• _WORK ITEM_
For each entry below, write an exact copy and leave out the images.

• _MATERIAL PROVIDED_
***

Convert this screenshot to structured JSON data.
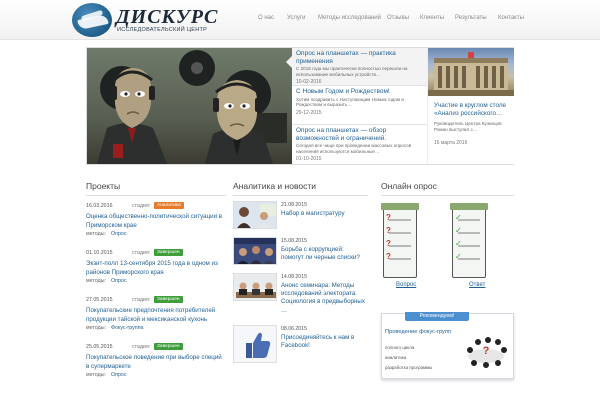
{
  "brand": {
    "name": "ДИСКУРС",
    "subtitle": "ИССЛЕДОВАТЕЛЬСКИЙ ЦЕНТР"
  },
  "nav": {
    "items": [
      "О нас",
      "Услуги",
      "Методы исследований",
      "Отзывы",
      "Клиенты",
      "Результаты",
      "Контакты"
    ]
  },
  "hero": {
    "items": [
      {
        "title": "Опрос на планшетах — практика применения",
        "desc": "С 2015 года мы практически полностью перешли на использование мобильных устройств…",
        "date": "10-02-2016"
      },
      {
        "title": "С Новым Годом и Рождеством!",
        "desc": "Хотим поздравить с Наступающим Новым годом и Рождеством и выразить…",
        "date": "29-12-2015"
      },
      {
        "title": "Опрос на планшетах — обзор возможностей и ограничений.",
        "desc": "Сегодня все чаще при проведении массовых опросов населения используются мобильные…",
        "date": "01-10-2015"
      }
    ],
    "side": {
      "title": "Участие в круглом столе «Анализ российского…",
      "desc": "Руководитель Центра Кузнецов Роман выступил с…",
      "date": "16 марта 2016"
    }
  },
  "sections": {
    "projects": "Проекты",
    "news": "Аналитика и новости",
    "poll": "Онлайн опрос"
  },
  "projects": {
    "stage_label": "стадия:",
    "methods_label": "методы:",
    "items": [
      {
        "date": "16.03.2016",
        "stage": "Аналитика",
        "title": "Оценка общественно-политической ситуации в Приморском крае",
        "method": "Опрос"
      },
      {
        "date": "01.10.2015",
        "stage": "Завершен",
        "title": "Экзит-полл 13-сентября 2015 года в одном из районов Приморского края",
        "method": "Опрос"
      },
      {
        "date": "27.05.2015",
        "stage": "Завершен",
        "title": "Покупательские предпочтения потребителей продукции тайской и мексиканской кухонь",
        "method": "Фокус-группа"
      },
      {
        "date": "25.05.2015",
        "stage": "Завершен",
        "title": "Покупательское поведение при выборе специй в супермаркете",
        "method": "Опрос"
      }
    ]
  },
  "news": {
    "items": [
      {
        "date": "21.08.2015",
        "title": "Набор в магистратуру"
      },
      {
        "date": "15.08.2015",
        "title": "Борьба с коррупцией: помогут ли черные списки?"
      },
      {
        "date": "14.08.2015",
        "title": "Анонс семинара: Методы исследований электората. Социология в предвыборных …"
      },
      {
        "date": "08.06.2015",
        "title": "Присоединяйтесь к нам в Facebook!"
      }
    ]
  },
  "poll": {
    "question_link": "Вопрос",
    "answer_link": "Ответ"
  },
  "recommend": {
    "tab": "Рекомендуем!",
    "title": "Проведение фокус-групп",
    "items": [
      "полного цикла",
      "аналитика",
      "разработка программы"
    ]
  },
  "colors": {
    "accent": "#1e5f96",
    "stage_analytics": "#e87a2c",
    "stage_done": "#3e9e3a",
    "rec_tab": "#4b8fd0"
  }
}
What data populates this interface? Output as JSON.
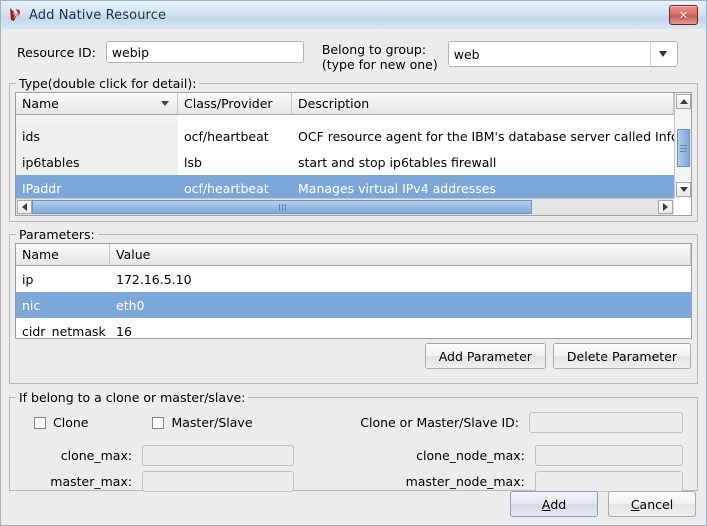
{
  "window": {
    "title": "Add Native Resource",
    "icon": "app-logo-icon",
    "close_label": "✕"
  },
  "form": {
    "resource_id_label": "Resource ID:",
    "resource_id_value": "webip",
    "group_label_line1": "Belong to group:",
    "group_label_line2": "(type for new one)",
    "group_value": "web"
  },
  "type_section": {
    "title": "Type(double click for detail):",
    "columns": [
      "Name",
      "Class/Provider",
      "Description"
    ],
    "rows": [
      {
        "name": "",
        "class": "",
        "description": "",
        "selected": false,
        "clipped": "top"
      },
      {
        "name": "ids",
        "class": "ocf/heartbeat",
        "description": "OCF resource agent for the IBM's database server called Infor",
        "selected": false
      },
      {
        "name": "ip6tables",
        "class": "lsb",
        "description": " start and stop ip6tables firewall",
        "selected": false
      },
      {
        "name": "IPaddr",
        "class": "ocf/heartbeat",
        "description": "Manages virtual IPv4 addresses",
        "selected": true
      },
      {
        "name": "",
        "class": "",
        "description": "",
        "selected": false,
        "clipped": "bottom"
      }
    ]
  },
  "parameters_section": {
    "title": "Parameters:",
    "columns": [
      "Name",
      "Value"
    ],
    "rows": [
      {
        "name": "ip",
        "value": "172.16.5.10",
        "selected": false
      },
      {
        "name": "nic",
        "value": "eth0",
        "selected": true
      },
      {
        "name": "cidr_netmask",
        "value": "16",
        "selected": false
      }
    ],
    "add_button": "Add Parameter",
    "delete_button": "Delete Parameter"
  },
  "clone_section": {
    "title": "If belong to a clone or master/slave:",
    "clone_checkbox_label": "Clone",
    "clone_checked": false,
    "master_slave_checkbox_label": "Master/Slave",
    "master_slave_checked": false,
    "clone_id_label": "Clone or Master/Slave ID:",
    "clone_id_value": "",
    "clone_max_label": "clone_max:",
    "clone_max_value": "",
    "clone_node_max_label": "clone_node_max:",
    "clone_node_max_value": "",
    "master_max_label": "master_max:",
    "master_max_value": "",
    "master_node_max_label": "master_node_max:",
    "master_node_max_value": ""
  },
  "footer": {
    "add_mnemonic": "A",
    "add_rest": "dd",
    "cancel_mnemonic": "C",
    "cancel_rest": "ancel"
  },
  "colors": {
    "selection_blue": "#7da7d9",
    "titlebar_top": "#eaf1f8",
    "titlebar_bottom": "#c3d7ea",
    "panel_bg": "#ececec",
    "close_red": "#c75a52"
  }
}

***

• _ANSWER SECTION_
Convert this screenshot to structured JSON data.
{
  "brand": {
    "name": "ДИСКУРС",
    "subtitle": "ИССЛЕДОВАТЕЛЬСКИЙ ЦЕНТР"
  },
  "nav": {
    "items": [
      "О нас",
      "Услуги",
      "Методы исследований",
      "Отзывы",
      "Клиенты",
      "Результаты",
      "Контакты"
    ]
  },
  "hero": {
    "items": [
      {
        "title": "Опрос на планшетах — практика применения",
        "desc": "С 2015 года мы практически полностью перешли на использование мобильных устройств…",
        "date": "10-02-2016"
      },
      {
        "title": "С Новым Годом и Рождеством!",
        "desc": "Хотим поздравить с Наступающим Новым годом и Рождеством и выразить…",
        "date": "29-12-2015"
      },
      {
        "title": "Опрос на планшетах — обзор возможностей и ограничений.",
        "desc": "Сегодня все чаще при проведении массовых опросов населения используются мобильные…",
        "date": "01-10-2015"
      }
    ],
    "side": {
      "title": "Участие в круглом столе «Анализ российского…",
      "desc": "Руководитель Центра Кузнецов Роман выступил с…",
      "date": "16 марта 2016"
    }
  },
  "sections": {
    "projects": "Проекты",
    "news": "Аналитика и новости",
    "poll": "Онлайн опрос"
  },
  "projects": {
    "stage_label": "стадия:",
    "methods_label": "методы:",
    "items": [
      {
        "date": "16.03.2016",
        "stage": "Аналитика",
        "title": "Оценка общественно-политической ситуации в Приморском крае",
        "method": "Опрос"
      },
      {
        "date": "01.10.2015",
        "stage": "Завершен",
        "title": "Экзит-полл 13-сентября 2015 года в одном из районов Приморского края",
        "method": "Опрос"
      },
      {
        "date": "27.05.2015",
        "stage": "Завершен",
        "title": "Покупательские предпочтения потребителей продукции тайской и мексиканской кухонь",
        "method": "Фокус-группа"
      },
      {
        "date": "25.05.2015",
        "stage": "Завершен",
        "title": "Покупательское поведение при выборе специй в супермаркете",
        "method": "Опрос"
      }
    ]
  },
  "news": {
    "items": [
      {
        "date": "21.08.2015",
        "title": "Набор в магистратуру"
      },
      {
        "date": "15.08.2015",
        "title": "Борьба с коррупцией: помогут ли черные списки?"
      },
      {
        "date": "14.08.2015",
        "title": "Анонс семинара: Методы исследований электората. Социология в предвыборных …"
      },
      {
        "date": "08.06.2015",
        "title": "Присоединяйтесь к нам в Facebook!"
      }
    ]
  },
  "poll": {
    "question_link": "Вопрос",
    "answer_link": "Ответ"
  },
  "recommend": {
    "tab": "Рекомендуем!",
    "title": "Проведение фокус-групп",
    "items": [
      "полного цикла",
      "аналитика",
      "разработка программы"
    ]
  },
  "colors": {
    "accent": "#1e5f96",
    "stage_analytics": "#e87a2c",
    "stage_done": "#3e9e3a",
    "rec_tab": "#4b8fd0"
  }
}
What data populates this interface? Output as JSON.
{
  "window": {
    "title": "Add Native Resource",
    "icon": "app-logo-icon",
    "close_label": "✕"
  },
  "form": {
    "resource_id_label": "Resource ID:",
    "resource_id_value": "webip",
    "group_label_line1": "Belong to group:",
    "group_label_line2": "(type for new one)",
    "group_value": "web"
  },
  "type_section": {
    "title": "Type(double click for detail):",
    "columns": [
      "Name",
      "Class/Provider",
      "Description"
    ],
    "rows": [
      {
        "name": "",
        "class": "",
        "description": "",
        "selected": false,
        "clipped": "top"
      },
      {
        "name": "ids",
        "class": "ocf/heartbeat",
        "description": "OCF resource agent for the IBM's database server called Infor",
        "selected": false
      },
      {
        "name": "ip6tables",
        "class": "lsb",
        "description": " start and stop ip6tables firewall",
        "selected": false
      },
      {
        "name": "IPaddr",
        "class": "ocf/heartbeat",
        "description": "Manages virtual IPv4 addresses",
        "selected": true
      },
      {
        "name": "",
        "class": "",
        "description": "",
        "selected": false,
        "clipped": "bottom"
      }
    ]
  },
  "parameters_section": {
    "title": "Parameters:",
    "columns": [
      "Name",
      "Value"
    ],
    "rows": [
      {
        "name": "ip",
        "value": "172.16.5.10",
        "selected": false
      },
      {
        "name": "nic",
        "value": "eth0",
        "selected": true
      },
      {
        "name": "cidr_netmask",
        "value": "16",
        "selected": false
      }
    ],
    "add_button": "Add Parameter",
    "delete_button": "Delete Parameter"
  },
  "clone_section": {
    "title": "If belong to a clone or master/slave:",
    "clone_checkbox_label": "Clone",
    "clone_checked": false,
    "master_slave_checkbox_label": "Master/Slave",
    "master_slave_checked": false,
    "clone_id_label": "Clone or Master/Slave ID:",
    "clone_id_value": "",
    "clone_max_label": "clone_max:",
    "clone_max_value": "",
    "clone_node_max_label": "clone_node_max:",
    "clone_node_max_value": "",
    "master_max_label": "master_max:",
    "master_max_value": "",
    "master_node_max_label": "master_node_max:",
    "master_node_max_value": ""
  },
  "footer": {
    "add_mnemonic": "A",
    "add_rest": "dd",
    "cancel_mnemonic": "C",
    "cancel_rest": "ancel"
  },
  "colors": {
    "selection_blue": "#7da7d9",
    "titlebar_top": "#eaf1f8",
    "titlebar_bottom": "#c3d7ea",
    "panel_bg": "#ececec",
    "close_red": "#c75a52"
  }
}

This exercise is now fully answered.